If a line in the entries below includes "Windows", pick it out and copy it.

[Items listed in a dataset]
Segment Open

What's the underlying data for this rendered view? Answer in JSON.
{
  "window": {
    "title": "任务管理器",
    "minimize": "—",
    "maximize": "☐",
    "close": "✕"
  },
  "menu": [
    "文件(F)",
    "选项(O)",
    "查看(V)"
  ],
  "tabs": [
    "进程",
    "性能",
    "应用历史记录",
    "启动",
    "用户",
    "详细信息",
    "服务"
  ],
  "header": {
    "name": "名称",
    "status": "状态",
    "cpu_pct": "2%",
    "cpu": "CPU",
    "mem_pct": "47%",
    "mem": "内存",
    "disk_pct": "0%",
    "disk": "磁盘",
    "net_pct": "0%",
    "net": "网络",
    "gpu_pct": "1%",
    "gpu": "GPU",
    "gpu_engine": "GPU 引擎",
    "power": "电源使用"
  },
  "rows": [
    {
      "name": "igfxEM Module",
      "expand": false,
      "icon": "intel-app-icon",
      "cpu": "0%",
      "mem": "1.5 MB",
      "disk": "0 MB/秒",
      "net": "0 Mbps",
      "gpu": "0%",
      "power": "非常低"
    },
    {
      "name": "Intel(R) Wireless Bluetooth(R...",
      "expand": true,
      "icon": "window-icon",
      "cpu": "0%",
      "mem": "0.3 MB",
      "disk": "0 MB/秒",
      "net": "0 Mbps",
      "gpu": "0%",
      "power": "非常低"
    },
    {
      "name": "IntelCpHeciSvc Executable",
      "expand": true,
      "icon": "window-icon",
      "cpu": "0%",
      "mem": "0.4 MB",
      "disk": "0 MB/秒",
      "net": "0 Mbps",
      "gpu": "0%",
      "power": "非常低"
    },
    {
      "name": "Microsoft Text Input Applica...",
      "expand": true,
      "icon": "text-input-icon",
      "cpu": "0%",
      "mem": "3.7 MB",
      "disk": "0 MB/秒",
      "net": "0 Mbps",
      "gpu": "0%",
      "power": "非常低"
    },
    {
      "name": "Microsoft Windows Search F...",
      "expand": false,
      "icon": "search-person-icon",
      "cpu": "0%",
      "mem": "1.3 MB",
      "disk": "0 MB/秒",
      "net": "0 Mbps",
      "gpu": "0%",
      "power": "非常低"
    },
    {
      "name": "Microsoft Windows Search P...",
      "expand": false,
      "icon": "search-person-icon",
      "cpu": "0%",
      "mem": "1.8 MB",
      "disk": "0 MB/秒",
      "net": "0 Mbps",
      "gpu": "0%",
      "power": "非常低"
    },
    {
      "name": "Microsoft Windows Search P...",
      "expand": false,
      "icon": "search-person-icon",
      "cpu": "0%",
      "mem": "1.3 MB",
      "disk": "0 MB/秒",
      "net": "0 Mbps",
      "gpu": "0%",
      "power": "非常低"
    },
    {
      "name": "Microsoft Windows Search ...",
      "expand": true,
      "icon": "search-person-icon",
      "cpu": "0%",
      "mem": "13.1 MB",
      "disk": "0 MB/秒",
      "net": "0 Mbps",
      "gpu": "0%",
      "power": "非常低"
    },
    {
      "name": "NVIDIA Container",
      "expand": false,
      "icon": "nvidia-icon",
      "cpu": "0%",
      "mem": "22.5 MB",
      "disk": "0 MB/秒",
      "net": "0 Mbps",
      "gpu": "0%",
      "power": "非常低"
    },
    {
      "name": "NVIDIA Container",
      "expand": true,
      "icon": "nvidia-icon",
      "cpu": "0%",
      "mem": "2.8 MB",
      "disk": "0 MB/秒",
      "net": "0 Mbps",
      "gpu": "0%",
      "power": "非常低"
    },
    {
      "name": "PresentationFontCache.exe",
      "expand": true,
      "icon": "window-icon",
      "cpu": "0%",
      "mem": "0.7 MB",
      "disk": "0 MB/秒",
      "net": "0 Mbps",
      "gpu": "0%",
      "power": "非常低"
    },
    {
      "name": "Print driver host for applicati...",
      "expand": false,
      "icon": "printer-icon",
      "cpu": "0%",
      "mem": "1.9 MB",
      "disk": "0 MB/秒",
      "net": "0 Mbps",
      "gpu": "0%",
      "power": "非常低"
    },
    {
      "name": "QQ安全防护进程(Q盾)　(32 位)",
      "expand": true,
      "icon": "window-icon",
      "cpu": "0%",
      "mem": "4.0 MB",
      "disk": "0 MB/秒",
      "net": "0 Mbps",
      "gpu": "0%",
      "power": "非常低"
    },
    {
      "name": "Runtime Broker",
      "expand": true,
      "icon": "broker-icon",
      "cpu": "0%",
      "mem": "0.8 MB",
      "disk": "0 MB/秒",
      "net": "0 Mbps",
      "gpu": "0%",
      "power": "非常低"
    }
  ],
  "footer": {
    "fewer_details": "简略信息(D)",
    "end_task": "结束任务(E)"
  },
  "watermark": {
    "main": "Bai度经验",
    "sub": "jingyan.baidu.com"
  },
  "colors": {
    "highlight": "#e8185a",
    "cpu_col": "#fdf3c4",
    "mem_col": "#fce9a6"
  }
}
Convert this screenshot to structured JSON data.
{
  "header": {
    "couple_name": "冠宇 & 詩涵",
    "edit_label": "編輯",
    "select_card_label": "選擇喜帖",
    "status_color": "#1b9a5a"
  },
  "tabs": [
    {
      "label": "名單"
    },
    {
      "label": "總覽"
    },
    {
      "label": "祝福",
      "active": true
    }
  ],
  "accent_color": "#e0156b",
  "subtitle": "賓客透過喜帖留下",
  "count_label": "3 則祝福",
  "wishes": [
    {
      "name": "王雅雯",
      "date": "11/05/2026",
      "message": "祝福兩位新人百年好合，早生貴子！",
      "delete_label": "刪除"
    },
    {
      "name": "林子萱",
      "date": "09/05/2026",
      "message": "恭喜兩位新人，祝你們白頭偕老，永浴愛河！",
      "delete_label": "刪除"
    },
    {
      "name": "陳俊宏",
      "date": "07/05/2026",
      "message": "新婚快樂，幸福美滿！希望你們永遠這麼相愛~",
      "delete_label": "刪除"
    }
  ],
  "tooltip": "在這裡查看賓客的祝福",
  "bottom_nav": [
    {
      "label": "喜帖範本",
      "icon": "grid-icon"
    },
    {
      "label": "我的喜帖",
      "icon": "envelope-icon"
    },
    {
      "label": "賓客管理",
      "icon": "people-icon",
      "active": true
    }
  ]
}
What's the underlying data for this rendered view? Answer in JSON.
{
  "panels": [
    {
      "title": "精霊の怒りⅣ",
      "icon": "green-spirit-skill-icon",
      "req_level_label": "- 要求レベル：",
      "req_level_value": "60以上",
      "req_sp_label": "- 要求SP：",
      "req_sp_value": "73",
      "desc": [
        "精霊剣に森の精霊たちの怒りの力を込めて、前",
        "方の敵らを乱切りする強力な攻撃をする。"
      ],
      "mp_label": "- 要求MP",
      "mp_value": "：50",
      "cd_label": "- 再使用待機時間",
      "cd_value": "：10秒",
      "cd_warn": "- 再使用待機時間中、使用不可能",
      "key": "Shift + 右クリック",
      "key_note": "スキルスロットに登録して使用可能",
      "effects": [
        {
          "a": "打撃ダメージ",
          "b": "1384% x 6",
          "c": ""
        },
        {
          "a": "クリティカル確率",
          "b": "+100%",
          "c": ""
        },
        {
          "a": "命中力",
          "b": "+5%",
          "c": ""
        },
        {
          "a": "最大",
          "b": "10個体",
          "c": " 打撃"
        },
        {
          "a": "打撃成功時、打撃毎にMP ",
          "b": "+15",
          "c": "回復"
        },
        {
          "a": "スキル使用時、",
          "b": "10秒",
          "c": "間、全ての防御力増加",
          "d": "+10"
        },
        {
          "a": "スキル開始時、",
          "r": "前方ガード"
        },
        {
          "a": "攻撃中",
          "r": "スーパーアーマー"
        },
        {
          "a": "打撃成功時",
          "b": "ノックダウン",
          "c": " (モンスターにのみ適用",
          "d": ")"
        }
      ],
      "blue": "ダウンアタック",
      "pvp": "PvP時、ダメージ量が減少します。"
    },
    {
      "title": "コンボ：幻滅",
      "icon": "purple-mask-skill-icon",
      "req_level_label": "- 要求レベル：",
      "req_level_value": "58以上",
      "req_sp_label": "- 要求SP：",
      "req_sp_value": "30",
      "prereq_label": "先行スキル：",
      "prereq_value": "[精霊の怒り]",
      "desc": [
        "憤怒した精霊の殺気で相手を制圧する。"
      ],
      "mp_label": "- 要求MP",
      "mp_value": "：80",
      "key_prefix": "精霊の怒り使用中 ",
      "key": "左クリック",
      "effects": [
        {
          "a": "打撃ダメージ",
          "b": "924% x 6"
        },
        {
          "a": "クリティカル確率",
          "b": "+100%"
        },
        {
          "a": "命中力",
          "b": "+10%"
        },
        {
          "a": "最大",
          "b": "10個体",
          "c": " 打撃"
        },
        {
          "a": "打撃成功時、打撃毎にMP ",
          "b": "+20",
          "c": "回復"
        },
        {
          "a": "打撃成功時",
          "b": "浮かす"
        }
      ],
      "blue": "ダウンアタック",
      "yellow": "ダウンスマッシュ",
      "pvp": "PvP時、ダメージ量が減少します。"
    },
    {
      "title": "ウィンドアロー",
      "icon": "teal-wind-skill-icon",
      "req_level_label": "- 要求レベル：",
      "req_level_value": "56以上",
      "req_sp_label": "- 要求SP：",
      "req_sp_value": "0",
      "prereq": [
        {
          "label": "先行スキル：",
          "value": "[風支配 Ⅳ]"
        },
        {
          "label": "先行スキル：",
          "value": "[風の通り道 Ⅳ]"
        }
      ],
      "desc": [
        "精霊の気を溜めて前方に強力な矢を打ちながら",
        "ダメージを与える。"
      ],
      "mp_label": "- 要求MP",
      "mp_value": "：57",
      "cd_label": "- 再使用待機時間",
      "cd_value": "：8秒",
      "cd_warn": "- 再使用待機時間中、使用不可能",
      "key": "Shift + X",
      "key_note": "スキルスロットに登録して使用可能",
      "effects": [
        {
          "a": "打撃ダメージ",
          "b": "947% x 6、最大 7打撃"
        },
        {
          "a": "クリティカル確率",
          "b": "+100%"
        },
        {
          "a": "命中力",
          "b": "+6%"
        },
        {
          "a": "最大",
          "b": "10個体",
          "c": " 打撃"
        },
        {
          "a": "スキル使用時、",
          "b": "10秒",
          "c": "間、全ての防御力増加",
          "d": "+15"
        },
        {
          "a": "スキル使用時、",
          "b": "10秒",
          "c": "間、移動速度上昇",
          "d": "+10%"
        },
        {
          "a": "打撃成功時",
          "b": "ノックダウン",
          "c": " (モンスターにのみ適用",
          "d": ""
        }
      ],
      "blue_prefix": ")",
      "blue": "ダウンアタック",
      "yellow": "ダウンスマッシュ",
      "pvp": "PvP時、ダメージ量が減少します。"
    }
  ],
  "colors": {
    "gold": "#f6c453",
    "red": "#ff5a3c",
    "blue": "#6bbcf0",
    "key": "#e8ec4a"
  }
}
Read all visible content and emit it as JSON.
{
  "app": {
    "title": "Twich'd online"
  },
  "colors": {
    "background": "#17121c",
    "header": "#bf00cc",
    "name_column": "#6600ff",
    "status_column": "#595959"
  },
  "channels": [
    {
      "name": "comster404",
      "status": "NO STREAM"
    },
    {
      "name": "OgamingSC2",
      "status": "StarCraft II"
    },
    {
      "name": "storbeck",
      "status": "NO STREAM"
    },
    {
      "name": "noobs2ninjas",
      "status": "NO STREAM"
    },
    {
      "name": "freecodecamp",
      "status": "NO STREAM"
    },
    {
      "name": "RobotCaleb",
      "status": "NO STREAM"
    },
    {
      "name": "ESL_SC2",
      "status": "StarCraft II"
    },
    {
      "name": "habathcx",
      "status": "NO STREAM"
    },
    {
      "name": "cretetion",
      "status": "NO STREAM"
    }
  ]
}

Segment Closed

**Answer to this problem:**
      "name": "Microsoft Windows Search F...",
      "name": "Microsoft Windows Search P...",
      "name": "Microsoft Windows Search P...",
      "name": "Microsoft Windows Search ...",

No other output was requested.